*** Block opens ***

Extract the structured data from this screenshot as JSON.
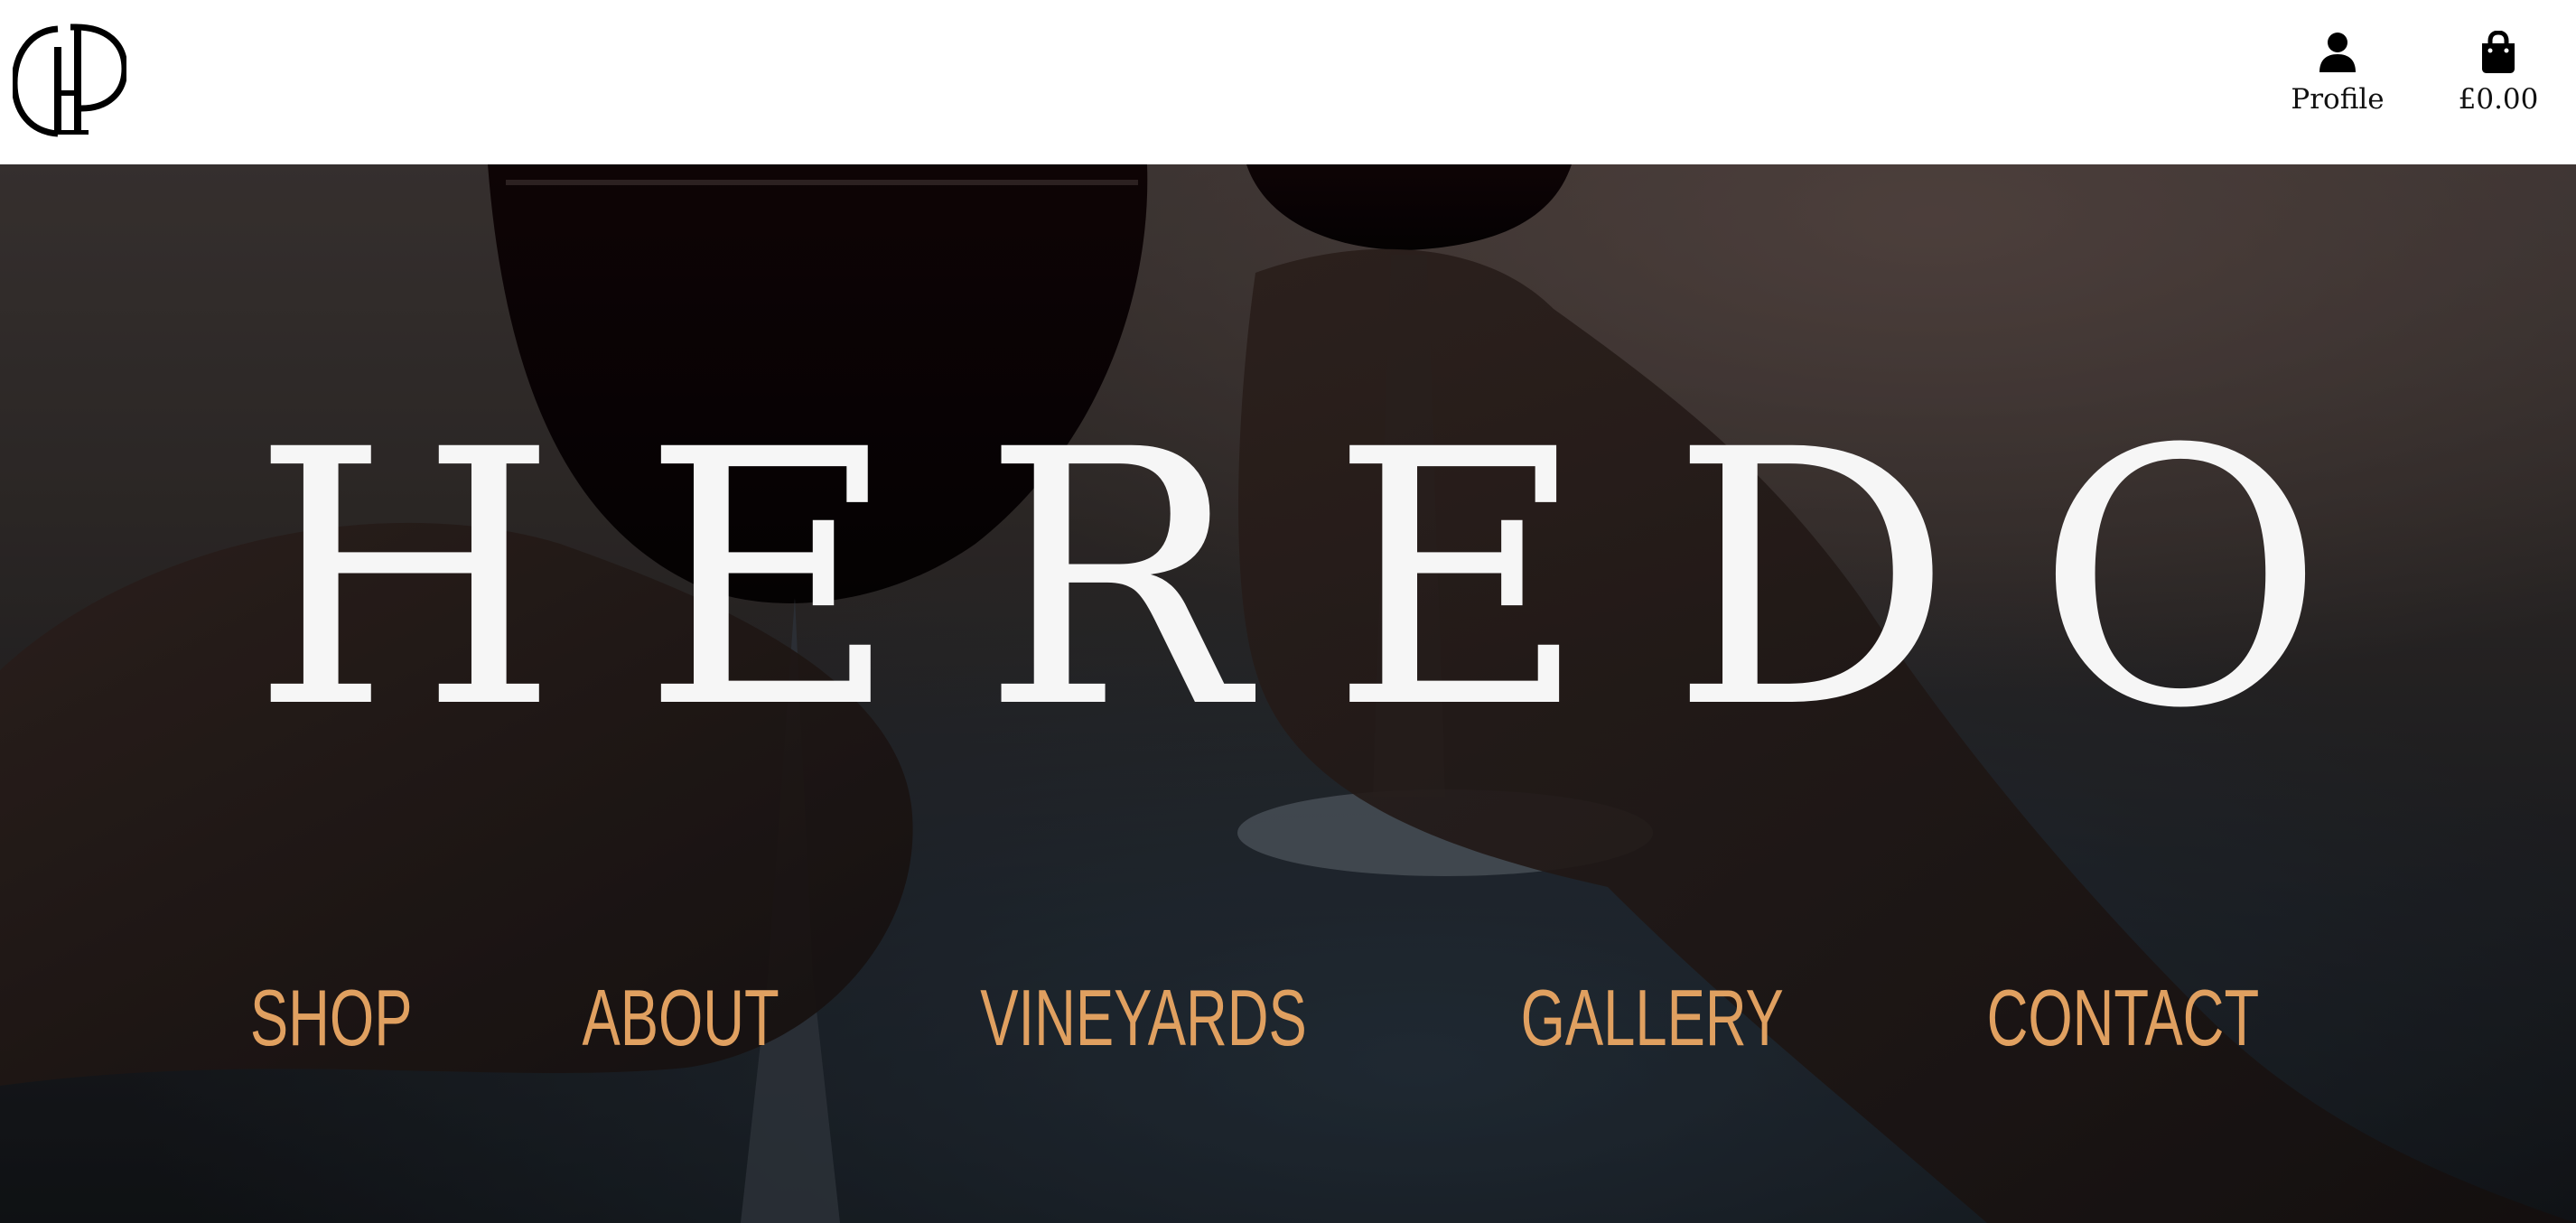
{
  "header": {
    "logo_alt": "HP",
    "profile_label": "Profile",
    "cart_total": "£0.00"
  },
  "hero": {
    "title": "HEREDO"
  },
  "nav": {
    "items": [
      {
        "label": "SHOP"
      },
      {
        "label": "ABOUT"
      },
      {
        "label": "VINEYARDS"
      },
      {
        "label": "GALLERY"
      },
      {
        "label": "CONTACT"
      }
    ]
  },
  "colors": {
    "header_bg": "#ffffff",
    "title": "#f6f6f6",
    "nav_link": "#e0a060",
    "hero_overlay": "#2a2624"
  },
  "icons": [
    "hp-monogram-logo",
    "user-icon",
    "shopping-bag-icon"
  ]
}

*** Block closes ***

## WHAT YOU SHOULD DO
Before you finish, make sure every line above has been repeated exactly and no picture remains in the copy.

## TASK RESPONSE
Extract the structured data from this screenshot as JSON.
{
  "header": {
    "logo_alt": "HP",
    "profile_label": "Profile",
    "cart_total": "£0.00"
  },
  "hero": {
    "title": "HEREDO"
  },
  "nav": {
    "items": [
      {
        "label": "SHOP"
      },
      {
        "label": "ABOUT"
      },
      {
        "label": "VINEYARDS"
      },
      {
        "label": "GALLERY"
      },
      {
        "label": "CONTACT"
      }
    ]
  },
  "colors": {
    "header_bg": "#ffffff",
    "title": "#f6f6f6",
    "nav_link": "#e0a060",
    "hero_overlay": "#2a2624"
  },
  "icons": [
    "hp-monogram-logo",
    "user-icon",
    "shopping-bag-icon"
  ]
}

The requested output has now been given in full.